Data records for software interfaces:
= = =
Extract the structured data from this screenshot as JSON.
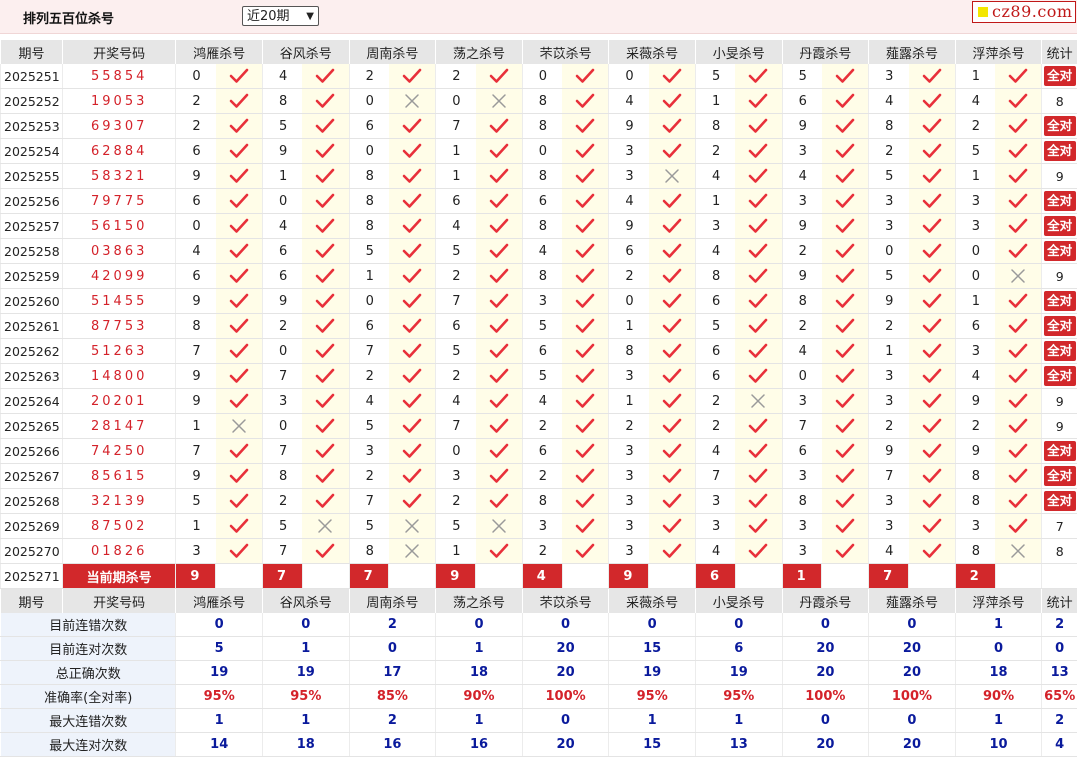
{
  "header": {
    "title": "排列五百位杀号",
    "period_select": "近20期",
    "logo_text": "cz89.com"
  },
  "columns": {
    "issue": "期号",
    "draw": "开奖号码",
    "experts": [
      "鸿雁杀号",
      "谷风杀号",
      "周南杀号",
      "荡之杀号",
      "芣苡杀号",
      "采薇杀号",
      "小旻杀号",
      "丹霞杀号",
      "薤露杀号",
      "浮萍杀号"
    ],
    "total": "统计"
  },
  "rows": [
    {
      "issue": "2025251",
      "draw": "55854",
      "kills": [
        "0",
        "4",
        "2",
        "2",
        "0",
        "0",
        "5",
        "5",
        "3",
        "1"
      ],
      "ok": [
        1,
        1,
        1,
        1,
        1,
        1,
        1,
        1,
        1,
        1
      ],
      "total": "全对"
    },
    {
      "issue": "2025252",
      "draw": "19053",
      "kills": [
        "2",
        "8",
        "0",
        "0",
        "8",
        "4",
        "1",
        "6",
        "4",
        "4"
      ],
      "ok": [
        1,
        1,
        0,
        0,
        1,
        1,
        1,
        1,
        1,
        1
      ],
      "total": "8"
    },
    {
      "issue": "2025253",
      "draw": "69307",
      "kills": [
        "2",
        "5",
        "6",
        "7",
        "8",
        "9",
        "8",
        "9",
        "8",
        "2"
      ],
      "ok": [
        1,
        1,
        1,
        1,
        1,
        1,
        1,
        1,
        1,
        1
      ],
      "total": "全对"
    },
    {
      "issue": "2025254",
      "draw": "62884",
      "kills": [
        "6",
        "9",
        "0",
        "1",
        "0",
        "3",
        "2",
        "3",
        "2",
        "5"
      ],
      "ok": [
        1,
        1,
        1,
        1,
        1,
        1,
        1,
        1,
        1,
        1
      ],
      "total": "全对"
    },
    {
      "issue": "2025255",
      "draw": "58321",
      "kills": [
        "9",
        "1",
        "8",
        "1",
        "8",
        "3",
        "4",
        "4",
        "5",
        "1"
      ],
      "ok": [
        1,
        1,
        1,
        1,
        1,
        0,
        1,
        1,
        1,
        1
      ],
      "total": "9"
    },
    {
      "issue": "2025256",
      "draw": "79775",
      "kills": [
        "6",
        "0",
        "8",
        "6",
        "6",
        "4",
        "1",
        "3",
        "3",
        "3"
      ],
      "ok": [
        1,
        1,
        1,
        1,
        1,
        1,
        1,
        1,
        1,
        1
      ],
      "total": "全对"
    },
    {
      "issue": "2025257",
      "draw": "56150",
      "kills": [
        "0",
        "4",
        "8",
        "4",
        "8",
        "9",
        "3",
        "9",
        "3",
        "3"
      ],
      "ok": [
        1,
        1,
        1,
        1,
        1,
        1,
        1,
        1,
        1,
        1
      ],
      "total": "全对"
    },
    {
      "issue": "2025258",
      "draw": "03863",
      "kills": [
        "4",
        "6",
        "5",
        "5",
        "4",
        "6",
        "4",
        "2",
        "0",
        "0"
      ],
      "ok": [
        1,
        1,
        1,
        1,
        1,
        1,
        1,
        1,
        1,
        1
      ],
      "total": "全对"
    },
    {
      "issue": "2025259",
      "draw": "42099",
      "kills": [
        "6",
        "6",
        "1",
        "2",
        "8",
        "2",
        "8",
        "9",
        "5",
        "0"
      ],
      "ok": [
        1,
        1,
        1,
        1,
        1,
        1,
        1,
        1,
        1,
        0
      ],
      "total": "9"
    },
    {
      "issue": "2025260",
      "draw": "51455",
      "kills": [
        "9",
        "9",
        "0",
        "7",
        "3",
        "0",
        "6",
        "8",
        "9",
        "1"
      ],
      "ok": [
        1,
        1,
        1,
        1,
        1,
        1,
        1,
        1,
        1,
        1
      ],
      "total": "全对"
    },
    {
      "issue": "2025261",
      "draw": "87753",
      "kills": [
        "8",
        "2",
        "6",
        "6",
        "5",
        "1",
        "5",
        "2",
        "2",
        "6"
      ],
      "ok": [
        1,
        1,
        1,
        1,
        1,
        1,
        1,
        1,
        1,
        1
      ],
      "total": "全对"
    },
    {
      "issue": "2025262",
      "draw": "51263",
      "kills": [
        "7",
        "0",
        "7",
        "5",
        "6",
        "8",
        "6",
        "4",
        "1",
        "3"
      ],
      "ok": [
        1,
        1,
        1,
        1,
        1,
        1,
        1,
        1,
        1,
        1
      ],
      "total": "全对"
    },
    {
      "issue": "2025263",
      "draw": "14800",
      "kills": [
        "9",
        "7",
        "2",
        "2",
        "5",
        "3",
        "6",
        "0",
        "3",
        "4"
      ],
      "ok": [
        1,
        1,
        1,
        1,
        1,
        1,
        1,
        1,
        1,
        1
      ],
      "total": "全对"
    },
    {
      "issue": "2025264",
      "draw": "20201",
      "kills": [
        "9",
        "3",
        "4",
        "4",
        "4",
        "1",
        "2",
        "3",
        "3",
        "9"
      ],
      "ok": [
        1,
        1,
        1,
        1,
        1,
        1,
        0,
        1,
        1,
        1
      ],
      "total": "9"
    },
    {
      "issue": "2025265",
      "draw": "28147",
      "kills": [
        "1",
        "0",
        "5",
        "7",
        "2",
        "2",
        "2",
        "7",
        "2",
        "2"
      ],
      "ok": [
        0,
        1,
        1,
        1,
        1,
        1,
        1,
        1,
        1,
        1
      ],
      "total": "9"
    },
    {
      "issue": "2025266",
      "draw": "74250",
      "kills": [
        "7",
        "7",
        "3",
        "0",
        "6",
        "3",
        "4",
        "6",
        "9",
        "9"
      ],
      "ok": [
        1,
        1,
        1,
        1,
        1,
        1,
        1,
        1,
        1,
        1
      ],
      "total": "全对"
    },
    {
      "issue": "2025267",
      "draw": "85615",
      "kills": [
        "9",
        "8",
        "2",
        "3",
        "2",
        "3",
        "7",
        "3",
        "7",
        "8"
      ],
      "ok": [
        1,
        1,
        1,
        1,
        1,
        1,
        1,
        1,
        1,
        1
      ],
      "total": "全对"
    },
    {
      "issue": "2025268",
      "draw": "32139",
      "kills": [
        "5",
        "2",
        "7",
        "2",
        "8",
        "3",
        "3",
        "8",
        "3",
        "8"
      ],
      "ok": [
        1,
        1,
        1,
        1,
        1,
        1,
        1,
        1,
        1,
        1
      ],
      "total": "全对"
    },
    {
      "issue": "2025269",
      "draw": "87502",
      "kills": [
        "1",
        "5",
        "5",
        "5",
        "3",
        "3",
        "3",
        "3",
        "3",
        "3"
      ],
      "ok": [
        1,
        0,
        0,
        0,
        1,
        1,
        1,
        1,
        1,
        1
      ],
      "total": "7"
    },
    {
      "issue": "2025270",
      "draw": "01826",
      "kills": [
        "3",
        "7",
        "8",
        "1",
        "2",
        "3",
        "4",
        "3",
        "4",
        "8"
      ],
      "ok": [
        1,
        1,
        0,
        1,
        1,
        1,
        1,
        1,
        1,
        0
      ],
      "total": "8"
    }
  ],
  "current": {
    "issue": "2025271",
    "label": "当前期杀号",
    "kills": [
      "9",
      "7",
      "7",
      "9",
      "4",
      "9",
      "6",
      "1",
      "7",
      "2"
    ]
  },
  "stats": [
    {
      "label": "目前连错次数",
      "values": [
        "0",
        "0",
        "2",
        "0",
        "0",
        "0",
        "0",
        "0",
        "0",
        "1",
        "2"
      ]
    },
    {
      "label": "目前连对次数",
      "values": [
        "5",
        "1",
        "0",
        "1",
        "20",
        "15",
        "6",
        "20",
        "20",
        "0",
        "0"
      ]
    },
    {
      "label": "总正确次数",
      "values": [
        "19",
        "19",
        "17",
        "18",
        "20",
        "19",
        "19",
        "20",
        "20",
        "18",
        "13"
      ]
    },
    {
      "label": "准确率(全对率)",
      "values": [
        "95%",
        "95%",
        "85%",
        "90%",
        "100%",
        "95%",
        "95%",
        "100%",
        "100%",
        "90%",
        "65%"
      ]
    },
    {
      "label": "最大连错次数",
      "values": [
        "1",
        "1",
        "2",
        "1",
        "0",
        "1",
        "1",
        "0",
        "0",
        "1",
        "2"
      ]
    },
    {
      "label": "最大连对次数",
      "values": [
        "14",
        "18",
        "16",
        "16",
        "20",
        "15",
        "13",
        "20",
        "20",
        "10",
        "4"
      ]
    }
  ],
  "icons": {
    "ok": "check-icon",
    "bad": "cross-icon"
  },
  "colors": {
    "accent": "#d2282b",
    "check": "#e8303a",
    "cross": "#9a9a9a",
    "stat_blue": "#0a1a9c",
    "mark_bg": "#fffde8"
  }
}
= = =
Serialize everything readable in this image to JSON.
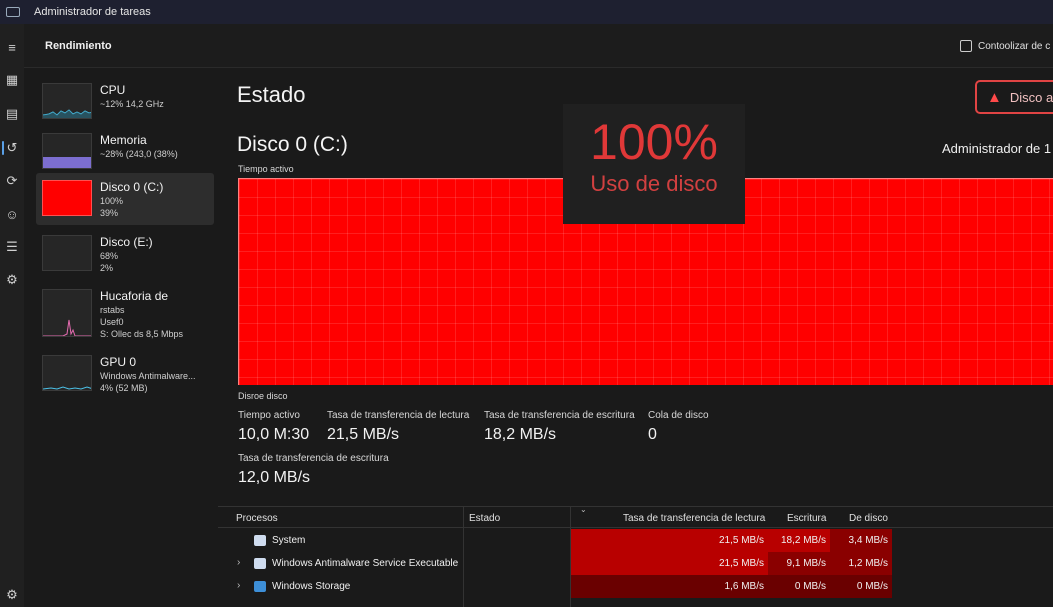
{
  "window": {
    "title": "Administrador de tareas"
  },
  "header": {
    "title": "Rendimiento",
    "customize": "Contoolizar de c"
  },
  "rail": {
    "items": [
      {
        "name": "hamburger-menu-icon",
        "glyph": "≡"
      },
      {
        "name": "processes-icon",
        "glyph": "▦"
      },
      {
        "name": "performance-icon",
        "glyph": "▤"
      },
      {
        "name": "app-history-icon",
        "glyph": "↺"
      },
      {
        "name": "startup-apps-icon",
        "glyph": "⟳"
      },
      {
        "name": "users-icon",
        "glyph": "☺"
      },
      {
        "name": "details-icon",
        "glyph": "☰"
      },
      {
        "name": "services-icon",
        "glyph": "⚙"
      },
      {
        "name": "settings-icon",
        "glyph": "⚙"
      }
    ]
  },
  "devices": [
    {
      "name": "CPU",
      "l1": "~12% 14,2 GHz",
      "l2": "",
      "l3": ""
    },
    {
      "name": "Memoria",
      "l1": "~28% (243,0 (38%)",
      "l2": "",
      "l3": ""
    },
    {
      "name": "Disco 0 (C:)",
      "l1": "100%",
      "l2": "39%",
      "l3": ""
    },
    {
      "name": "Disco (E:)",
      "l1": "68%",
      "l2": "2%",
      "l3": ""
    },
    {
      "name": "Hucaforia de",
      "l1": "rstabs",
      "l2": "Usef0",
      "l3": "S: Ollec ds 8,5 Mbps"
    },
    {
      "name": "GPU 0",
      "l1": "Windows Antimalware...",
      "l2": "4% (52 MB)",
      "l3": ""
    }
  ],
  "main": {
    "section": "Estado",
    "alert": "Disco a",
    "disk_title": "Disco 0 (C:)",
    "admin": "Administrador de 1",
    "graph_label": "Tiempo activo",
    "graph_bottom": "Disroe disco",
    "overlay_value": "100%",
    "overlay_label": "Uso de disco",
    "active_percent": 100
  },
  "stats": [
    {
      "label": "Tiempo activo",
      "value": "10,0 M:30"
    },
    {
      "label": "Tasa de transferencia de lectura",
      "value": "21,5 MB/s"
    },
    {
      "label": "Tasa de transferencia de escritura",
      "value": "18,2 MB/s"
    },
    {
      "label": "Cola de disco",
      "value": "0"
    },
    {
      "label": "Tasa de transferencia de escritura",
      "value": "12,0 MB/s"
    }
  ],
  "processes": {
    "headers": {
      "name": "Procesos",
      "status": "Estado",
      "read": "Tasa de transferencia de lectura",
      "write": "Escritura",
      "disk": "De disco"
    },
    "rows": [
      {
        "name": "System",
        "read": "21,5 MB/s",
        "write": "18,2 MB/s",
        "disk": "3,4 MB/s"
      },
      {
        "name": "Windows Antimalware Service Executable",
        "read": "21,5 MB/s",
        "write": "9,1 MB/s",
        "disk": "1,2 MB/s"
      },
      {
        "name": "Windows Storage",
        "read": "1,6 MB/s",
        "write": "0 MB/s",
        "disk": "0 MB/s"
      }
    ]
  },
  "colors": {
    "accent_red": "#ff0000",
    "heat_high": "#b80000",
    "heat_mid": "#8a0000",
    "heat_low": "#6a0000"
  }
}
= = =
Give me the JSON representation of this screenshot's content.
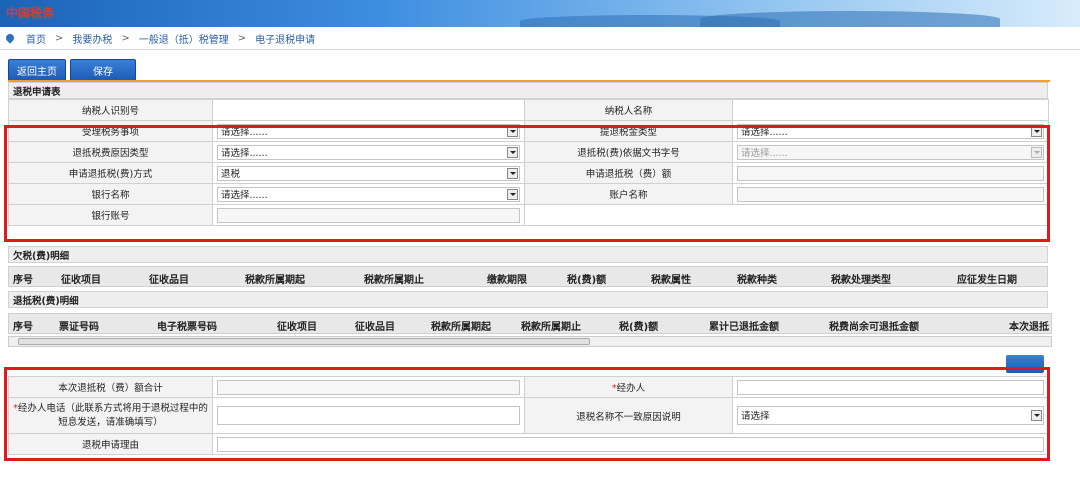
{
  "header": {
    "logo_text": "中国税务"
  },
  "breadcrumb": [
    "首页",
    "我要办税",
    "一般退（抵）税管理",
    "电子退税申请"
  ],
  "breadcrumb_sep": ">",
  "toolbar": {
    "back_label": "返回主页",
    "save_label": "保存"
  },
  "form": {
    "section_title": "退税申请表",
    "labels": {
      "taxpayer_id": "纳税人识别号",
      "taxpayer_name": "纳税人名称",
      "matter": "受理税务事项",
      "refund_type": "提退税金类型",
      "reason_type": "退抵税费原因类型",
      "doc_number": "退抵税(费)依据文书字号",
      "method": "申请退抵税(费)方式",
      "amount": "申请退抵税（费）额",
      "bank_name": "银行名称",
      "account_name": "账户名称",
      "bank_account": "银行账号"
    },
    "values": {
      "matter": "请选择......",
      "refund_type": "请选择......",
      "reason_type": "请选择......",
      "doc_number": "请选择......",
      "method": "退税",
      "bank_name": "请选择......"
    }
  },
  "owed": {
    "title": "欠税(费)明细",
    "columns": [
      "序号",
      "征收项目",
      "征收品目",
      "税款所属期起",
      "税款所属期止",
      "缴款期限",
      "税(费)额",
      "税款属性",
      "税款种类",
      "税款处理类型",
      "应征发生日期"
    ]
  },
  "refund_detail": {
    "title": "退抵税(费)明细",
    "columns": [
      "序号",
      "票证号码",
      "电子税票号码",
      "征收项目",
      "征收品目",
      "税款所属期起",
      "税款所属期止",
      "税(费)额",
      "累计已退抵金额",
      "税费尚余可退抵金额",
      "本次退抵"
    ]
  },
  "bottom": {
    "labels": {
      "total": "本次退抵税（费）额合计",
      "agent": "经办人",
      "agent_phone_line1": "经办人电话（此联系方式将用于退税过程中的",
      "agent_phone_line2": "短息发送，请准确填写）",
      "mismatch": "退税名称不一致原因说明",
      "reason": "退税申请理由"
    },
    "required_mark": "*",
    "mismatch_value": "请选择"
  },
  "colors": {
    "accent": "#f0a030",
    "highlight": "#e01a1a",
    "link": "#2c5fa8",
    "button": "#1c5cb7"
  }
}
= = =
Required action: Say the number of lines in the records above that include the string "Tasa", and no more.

Result: 4